(Beginning of Record set)

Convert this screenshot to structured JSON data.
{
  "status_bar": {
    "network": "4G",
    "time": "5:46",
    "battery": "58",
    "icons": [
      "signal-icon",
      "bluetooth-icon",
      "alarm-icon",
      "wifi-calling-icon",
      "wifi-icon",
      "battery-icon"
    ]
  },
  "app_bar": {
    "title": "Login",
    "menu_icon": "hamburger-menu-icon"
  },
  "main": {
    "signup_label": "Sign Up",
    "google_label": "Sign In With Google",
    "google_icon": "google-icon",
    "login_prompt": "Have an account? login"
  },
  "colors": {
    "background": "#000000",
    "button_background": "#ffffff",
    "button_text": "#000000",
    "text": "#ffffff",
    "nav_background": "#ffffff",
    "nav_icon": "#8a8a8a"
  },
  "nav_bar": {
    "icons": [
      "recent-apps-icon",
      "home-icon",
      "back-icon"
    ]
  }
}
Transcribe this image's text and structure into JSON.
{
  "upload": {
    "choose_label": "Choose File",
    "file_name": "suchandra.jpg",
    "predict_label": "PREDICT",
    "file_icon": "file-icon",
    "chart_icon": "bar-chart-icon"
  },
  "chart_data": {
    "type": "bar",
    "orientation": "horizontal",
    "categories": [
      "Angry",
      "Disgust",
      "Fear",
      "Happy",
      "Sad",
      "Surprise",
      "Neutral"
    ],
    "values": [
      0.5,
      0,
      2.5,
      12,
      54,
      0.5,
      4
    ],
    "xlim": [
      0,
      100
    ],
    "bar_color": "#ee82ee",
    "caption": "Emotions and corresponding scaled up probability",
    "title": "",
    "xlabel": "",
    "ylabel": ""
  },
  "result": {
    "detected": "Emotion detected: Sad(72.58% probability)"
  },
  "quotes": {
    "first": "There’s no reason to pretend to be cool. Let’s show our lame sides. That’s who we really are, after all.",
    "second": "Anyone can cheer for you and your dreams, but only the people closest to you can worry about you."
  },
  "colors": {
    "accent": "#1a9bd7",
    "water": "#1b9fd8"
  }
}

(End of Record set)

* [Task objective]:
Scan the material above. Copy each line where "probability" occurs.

* [Problem solution]:
    "caption": "Emotions and corresponding scaled up probability",
    "detected": "Emotion detected: Sad(72.58% probability)"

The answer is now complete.